£43m schools and social housing capital boost will create 800 jobs says Jane Hutt
Schools and social housing projects across Wales are set to benefit from an immediate £43 million capital investment boost, Finance Minister Jane Hutt has announced
- A55 improvement works accelerated and £1.9m Tal-y-bont scheme to go ahead this spring
- First Minister celebrates achievements of NHS Wales
- £43m schools and social housing capital boost will create 800 jobs says Jane Hutt
- Proposals relating to the Statement of Public Participation for the National Development Framework
- The draft Private Dentistry (Wales) Regulations 2016
- Setting the Direction for Wales and Borders Rail
- Office for National Statistics (ONS) public consultation on changes to statistical products, 2015
- Environmental Permitting Regulations - Consultation on rules for mobile crushing of lamps that contain mercury
- Producing a New Travel Behaviour Code
Section highlightRegulation and Inspection of Social Care (Wales) Act 2016
The act will improve the quality of care and support in Wales and strengthen protection for citizens.
Legislative programme 2014 - 2015 »
Bills that the Welsh Government will bring forward in 2014/2015.Learn more »
In this section
Section highlightWales Act 2014 annual reports
Action undertaken on the finance provisions in Part 2 of the Wales Act 2014.
Draft Budget 2016-17 »
Our focus is on our priorities and the services which mean the most to the people of Wales.Learn more »

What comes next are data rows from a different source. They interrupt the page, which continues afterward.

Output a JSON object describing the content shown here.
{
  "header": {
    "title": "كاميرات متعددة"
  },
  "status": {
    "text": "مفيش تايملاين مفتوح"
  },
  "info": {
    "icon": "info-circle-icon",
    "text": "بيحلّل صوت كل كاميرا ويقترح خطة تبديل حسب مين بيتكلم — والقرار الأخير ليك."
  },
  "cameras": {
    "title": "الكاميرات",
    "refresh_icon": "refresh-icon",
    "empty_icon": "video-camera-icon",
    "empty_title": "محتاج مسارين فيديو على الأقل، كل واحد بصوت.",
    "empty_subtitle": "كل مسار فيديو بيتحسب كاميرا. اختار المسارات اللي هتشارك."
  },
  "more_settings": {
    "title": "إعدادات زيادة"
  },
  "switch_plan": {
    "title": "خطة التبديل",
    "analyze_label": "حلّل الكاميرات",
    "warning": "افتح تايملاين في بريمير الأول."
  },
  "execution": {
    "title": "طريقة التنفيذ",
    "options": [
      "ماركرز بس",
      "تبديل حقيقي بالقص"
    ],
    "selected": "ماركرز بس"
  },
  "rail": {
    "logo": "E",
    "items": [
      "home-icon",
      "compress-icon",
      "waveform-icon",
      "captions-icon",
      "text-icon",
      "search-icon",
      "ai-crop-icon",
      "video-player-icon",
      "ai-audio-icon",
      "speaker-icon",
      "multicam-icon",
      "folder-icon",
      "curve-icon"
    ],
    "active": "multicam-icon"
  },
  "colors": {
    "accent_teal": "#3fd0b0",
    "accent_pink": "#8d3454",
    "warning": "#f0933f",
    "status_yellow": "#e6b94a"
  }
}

- Statistics & Research
Foot and Mouth Disease
Foot and Mouth Disease (FMD) is one of the most infectious disease affecting animals and can spread rapidly if uncontrolled.
Among farmed animals cattle, sheep, pigs, goats and deer are affected. Any wild cloven-footed animals can also contract it and carry infection.
Foot and mouth disease (FMD) is caused by a virus of which there are seven main types. Each produces clinical signs that are very similar and the types are only distinguishable in a laboratory. A very small quantity of virus is capable of infecting an animal and the disease can spread rapidly if uncontrolled. The disease can spread on the boots, clothing and even the hands of a stockman who has handled diseased animals. Roads may also become contaminated and virus may be picked up and carried on the wheels of passing vehicles.
After being free of FMD since 1968, Great Britain suffered a return of the disease in 2001. The entire outbreak lasted for 221 days and had a devastating impact on the farming industry, rural community and the wider economy across the UK. The UK was officially declared disease free on 22 January 2002.
FMD was again confirmed in GB on 3 August 2007 and lasted for 58 days. The 2007 FMD outbreak was confined to a relatively small area of south-east England. The UK was declared officially disease free on 22 February 2008.
FMD is currently endemic in parts of Asia, Africa, South America and the Middle East. Sporadic outbreaks have occurred in previously disease-free areas with Bulgaria most recently suffering an outbreak in Europe in 2011. For the latest news on FMD around the world please visit gov.uk (external link).
The early reporting of any suspicion of disease is vital. If you suspect that any of your animals has FMD you should immediately contact your local Animal and Plant Health Agency office on 0300 303 8268.